(Web page and app entries)
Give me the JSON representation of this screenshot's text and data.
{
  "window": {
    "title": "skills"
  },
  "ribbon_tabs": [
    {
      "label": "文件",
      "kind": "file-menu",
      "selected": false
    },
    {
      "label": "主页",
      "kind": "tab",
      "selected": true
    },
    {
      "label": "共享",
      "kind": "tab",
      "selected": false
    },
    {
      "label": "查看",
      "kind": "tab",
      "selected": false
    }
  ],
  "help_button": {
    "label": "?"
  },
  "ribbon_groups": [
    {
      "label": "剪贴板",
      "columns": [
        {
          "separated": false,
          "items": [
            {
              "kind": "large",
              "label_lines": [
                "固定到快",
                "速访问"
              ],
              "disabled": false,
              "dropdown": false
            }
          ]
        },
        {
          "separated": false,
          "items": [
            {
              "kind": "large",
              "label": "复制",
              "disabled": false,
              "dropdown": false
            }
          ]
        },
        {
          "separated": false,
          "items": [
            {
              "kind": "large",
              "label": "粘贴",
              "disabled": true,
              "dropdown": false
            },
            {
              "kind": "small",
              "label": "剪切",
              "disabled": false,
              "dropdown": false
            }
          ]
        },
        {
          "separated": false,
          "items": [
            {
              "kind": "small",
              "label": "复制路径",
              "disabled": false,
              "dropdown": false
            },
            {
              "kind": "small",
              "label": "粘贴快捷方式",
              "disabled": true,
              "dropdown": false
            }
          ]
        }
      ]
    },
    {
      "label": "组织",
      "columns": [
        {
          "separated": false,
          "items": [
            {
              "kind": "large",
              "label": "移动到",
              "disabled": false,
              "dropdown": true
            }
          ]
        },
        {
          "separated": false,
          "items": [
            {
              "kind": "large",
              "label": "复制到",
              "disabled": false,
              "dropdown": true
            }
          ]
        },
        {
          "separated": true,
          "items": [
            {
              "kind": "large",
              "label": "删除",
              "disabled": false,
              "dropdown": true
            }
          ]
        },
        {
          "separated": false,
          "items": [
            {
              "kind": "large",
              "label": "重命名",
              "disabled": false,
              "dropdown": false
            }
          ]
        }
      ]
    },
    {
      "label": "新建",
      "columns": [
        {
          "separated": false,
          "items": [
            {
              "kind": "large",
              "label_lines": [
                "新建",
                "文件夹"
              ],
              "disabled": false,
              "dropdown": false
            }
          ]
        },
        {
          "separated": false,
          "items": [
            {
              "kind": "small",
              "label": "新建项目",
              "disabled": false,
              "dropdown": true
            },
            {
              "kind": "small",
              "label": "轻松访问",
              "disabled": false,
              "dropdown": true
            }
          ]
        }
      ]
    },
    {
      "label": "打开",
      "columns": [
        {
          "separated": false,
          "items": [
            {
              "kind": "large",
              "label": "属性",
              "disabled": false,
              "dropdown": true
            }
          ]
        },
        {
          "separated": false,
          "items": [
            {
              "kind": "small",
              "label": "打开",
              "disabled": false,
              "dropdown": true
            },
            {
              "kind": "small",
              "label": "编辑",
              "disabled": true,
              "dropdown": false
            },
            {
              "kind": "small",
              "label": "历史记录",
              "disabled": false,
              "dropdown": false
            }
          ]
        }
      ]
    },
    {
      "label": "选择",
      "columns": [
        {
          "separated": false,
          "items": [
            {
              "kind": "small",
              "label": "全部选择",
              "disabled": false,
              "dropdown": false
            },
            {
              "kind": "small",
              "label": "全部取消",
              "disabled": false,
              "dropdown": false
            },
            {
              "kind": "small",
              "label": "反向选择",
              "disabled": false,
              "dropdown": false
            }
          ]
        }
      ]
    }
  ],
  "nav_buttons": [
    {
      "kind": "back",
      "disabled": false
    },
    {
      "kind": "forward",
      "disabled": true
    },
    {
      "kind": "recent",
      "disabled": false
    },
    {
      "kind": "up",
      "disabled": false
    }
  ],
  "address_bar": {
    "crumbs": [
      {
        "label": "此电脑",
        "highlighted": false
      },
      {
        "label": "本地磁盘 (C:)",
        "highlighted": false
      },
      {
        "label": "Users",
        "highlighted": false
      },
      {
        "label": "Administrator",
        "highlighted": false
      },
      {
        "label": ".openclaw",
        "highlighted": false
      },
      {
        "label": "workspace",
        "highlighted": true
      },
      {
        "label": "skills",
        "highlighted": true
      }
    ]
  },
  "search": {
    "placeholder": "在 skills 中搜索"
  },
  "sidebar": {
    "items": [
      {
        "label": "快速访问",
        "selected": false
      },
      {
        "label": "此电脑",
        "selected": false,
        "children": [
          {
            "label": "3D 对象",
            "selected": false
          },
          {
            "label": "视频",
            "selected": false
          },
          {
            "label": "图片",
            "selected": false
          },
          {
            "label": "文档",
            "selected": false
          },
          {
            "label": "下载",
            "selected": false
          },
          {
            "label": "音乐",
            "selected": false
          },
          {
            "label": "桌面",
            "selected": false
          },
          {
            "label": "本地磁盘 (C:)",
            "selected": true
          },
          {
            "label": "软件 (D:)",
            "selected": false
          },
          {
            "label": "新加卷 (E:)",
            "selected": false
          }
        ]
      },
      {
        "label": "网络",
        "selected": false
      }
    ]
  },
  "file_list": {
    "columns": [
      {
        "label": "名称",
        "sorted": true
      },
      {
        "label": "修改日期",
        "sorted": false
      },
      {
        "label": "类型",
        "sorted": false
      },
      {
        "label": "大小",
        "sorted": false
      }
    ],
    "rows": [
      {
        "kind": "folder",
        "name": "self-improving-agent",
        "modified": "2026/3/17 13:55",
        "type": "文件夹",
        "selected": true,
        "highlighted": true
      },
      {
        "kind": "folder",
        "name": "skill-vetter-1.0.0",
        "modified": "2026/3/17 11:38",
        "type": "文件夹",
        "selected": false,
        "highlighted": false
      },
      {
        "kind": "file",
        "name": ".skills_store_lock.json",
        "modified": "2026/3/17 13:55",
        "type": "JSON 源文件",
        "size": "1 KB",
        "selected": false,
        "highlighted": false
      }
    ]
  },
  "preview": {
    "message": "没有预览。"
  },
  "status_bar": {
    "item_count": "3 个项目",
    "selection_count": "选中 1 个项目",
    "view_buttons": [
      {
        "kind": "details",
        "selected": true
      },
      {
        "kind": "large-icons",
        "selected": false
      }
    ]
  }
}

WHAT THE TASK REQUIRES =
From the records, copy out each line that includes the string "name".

EXERCISE RESULT =
        "name": "self-improving-agent",
        "name": "skill-vetter-1.0.0",
        "name": ".skills_store_lock.json",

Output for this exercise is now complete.